West Virginia’s Division of Tourism hadn’t done any in-depth research about who visits the state and why for over 10 years.
“There is not one part of this country or this world that somebody doesn’t know the song Country Road,” said Amy Goodwin, West Virginia’s commissioner of tourism and deputy secretary of commerce. The problem with that is, she continued, “That’s not a top travel indicator.”
“I wanted to know what’s my return on investment… and number two, what’s my image?” she said. “What’s the chit-chatter about West Virginia?”
When the Mountain State’s tourism team turned to research and mobile data analytics, it found enough information in the chatter to triple its 2016-17 budget to $6.5 million.
The tourism department invested in survey research by Longwoods International, a travel research firm that counts several states as clients, including Michigan, home of the Pure Michigan campaign. Earlier this year Michigan announced it would spend $12 million on its long-running national Pure Michigan, campaign which originated in 2006.
Longwoods conducted a survey of online panelists from West Virginia’s ad markets who had visited the state in the past year, asking them about their awareness of the state’s previous ads and perception of the state compared to regional rivals Maryland, Ohio, Pennsylvania, North Carolina and South Carolina.
The research cost around $100,000 said Ms. Goodwin, who compared the study to blueprints for house construction, an expensive but necessary step. “Guess what? This is a competitive industry,” she said. “We’re fist fighting with them every day.”
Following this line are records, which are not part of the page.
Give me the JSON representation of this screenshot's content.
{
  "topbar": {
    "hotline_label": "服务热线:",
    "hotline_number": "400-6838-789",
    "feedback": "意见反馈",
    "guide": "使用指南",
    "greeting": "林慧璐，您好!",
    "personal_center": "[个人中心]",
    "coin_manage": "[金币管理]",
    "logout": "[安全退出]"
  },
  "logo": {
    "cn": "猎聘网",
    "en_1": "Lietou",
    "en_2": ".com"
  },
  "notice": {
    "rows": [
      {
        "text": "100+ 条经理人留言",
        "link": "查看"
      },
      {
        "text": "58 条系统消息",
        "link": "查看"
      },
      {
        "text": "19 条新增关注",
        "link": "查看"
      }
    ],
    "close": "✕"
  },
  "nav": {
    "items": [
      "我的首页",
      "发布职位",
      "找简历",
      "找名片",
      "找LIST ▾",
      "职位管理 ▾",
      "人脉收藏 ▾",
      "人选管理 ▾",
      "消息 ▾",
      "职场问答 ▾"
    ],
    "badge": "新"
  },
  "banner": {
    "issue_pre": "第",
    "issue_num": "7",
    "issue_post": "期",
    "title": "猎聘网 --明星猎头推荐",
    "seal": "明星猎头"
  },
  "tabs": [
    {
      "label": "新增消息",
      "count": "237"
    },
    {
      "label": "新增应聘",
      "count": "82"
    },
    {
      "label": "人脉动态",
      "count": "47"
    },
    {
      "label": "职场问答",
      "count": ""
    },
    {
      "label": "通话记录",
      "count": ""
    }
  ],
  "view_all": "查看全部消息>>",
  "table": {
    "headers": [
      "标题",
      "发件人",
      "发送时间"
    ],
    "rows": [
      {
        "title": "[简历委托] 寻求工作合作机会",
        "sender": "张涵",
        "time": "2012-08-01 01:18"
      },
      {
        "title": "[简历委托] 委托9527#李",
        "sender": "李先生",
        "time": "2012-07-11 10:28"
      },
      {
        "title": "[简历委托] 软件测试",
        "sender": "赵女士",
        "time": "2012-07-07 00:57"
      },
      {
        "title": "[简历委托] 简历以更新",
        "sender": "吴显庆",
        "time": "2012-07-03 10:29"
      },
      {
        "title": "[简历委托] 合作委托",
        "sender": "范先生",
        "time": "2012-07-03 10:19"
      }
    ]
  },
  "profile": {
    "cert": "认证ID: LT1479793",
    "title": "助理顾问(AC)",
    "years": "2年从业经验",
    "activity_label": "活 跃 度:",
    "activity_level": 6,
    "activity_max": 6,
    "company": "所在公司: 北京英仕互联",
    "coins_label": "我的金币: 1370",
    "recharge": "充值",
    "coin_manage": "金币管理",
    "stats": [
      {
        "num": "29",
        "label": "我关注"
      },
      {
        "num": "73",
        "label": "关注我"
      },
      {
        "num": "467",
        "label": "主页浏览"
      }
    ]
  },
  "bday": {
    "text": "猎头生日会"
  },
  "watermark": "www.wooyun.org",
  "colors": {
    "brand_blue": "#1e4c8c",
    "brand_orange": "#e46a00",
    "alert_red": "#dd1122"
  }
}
Traditional methods like survey research, however, now received a complement in technology from Arrivalist, which provides reports to its municipal clients showing links between online and mobile ad exposure and actual visits to a locale. For West Virginia, the company is tracking mobile devices that are present in the state and whether those same devices were served tourism ads for that city.
Aggregated data shows where visitors originated, top cities of origin and the number of days between first ad exposure and visit.
Before mobile measurement efforts began about four months ago, the state used data from the survey research to recast its marketing message, creating the “Real. Wild, Wonderful West Virginia” campaign.
In the end, the research showed that West Virginia generated $7 for every $1 spent on tourism marketing, enough to convince lawmakers to hike the tourism budget.